Representatives have spent the past two weeks focused on how to mitigate the effects of climate change. Three of the big initiatives focus on agriculture and food production.
The governments of 42 nations have pledged $8 billion to help farmers reduce emissions and adapt to climate change, doubling their original financial investment from last year. That’s just one of the promises to come out of COP27, or the annual Conference of the Parties summit of the United Nations Framework Convention on Climate Change.
This year’s climate talks, which took place in Sharm el-Sheikh in Egypt, and hosted representatives from 200 countries, included plans and initiatives with a focus on the agricultural industry. The ag-based plans aim to reduce the sector’s impact on greenhouse gas emissions, as well as assist farmers with the challenges of growing and raising food in the face of changing climates.
The $8-billion initiative, called Agriculture Innovation Mission for Climate, originally launched a year ago with a mission of bolstering agricultural technology—including artificial intelligence, nanotechnology, and robotics—to address the increasingly pressing impacts of climate change. In the face of increased product losses, extreme weather events and less-than-fruitful harvests, along with sky-high input costs, the initiative invested even more money this year to address the issues as quickly as possible. A chunk of the funds—$1 billion—will be allocated to small-holder farmers in developing regions and advancing their access to technology. But some advocacy groups, including the International Coalition on Climate and Agriculture (ICCA), say the pledge is merely a distraction. “Agritech and the industrial agribusiness model it furthers are not a solution to the climate crisis, but rather a significant part of the problem,” said Andrew Kimbrell, ICCA co-founder, in a news release.
Another commitment to come out of the conference looks at deforestation as a result of the food industry. A group of 14 major agricultural commodity companies—aiming to end deforestation as a result of production of products such as palm oil, beef, cacao and soy by 2025— announced a plan on how to reduce the amount of trees cleared over the next few years. As trees act as a carbon-sequestering system, clearing growth from large swaths of land to repurpose for uses such as grazing cattle can result in high emissions of greenhouse gasses, with no carbon sink nearby.

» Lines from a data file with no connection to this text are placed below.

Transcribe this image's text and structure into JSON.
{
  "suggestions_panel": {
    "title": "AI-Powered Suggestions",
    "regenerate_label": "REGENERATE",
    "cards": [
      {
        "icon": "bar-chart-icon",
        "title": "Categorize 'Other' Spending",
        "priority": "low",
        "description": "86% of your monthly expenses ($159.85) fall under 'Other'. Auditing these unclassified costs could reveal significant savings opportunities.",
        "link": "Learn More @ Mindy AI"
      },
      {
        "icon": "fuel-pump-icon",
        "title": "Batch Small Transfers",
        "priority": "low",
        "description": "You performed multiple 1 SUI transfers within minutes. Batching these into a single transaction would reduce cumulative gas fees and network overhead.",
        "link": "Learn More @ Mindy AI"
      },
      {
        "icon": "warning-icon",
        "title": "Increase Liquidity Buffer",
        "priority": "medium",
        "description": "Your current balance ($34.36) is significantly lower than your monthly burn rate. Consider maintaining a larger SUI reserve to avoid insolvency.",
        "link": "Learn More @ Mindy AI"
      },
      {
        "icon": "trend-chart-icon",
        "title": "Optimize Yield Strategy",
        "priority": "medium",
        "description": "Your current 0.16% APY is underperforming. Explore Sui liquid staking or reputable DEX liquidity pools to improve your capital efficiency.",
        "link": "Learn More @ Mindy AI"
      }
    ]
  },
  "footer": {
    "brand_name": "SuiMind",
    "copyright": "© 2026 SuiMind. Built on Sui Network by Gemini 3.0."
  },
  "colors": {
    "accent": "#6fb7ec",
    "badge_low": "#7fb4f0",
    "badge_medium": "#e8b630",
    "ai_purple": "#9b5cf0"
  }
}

The companies, including big names in the industry such as Cargill, Archer Daniels Midland and JBS, say they will start the process of eliminating deforestation for certain commodities and report their progress transparently along the way. However, critics of the plan, including environmental groups, argue that the language of the proposal allows for too many loopholes, resulting in a not-strict-enough policy that won’t address the problems quickly. One worry is the phase-out over years is too slow, allowing for a time period of production and profit to rise before the deadline.
In another effort to lower the greenhouse gas emissions involved with food production—the industry accounts for around a third of global greenhouse gas emissions—the U.N food agency announced at the conference that it will launch a plan within the next year to make the world’s food system more sustainable. The forthcoming plan is said to address just how farming and the food industry can fall in line to cap global warming at 1.5 degrees Celsius. According to Reuters, the group of more than 40 investors collectively manages roughly $18 trillion.
Few experts in population biology, related fields of science, demography and economics appear ready and willing to see what is in front of naked eyes. Too many experts have confused cause and effect and thereby vitiated the coherence of mind and clarity of vision required to sensibly interpret evidence of whatsoever could be objectively correlated with reality. As a consequence, they appear to find the ecological science of human population dynamics simultaneously unbelievable yet virtualy irrefutable. (https://www.researchgate.net/publication/226928770_Human_Population_Numbers_as_a_Function_of_Food_Supply, https://www.researchgate.net/publication/227269417_Human_Carrying_Capacity_Is_Determined_by_Food_Availability.) We do not have a food production problem. Food harvests are abundant; food is sufficient to feed the human community plus many… Read more »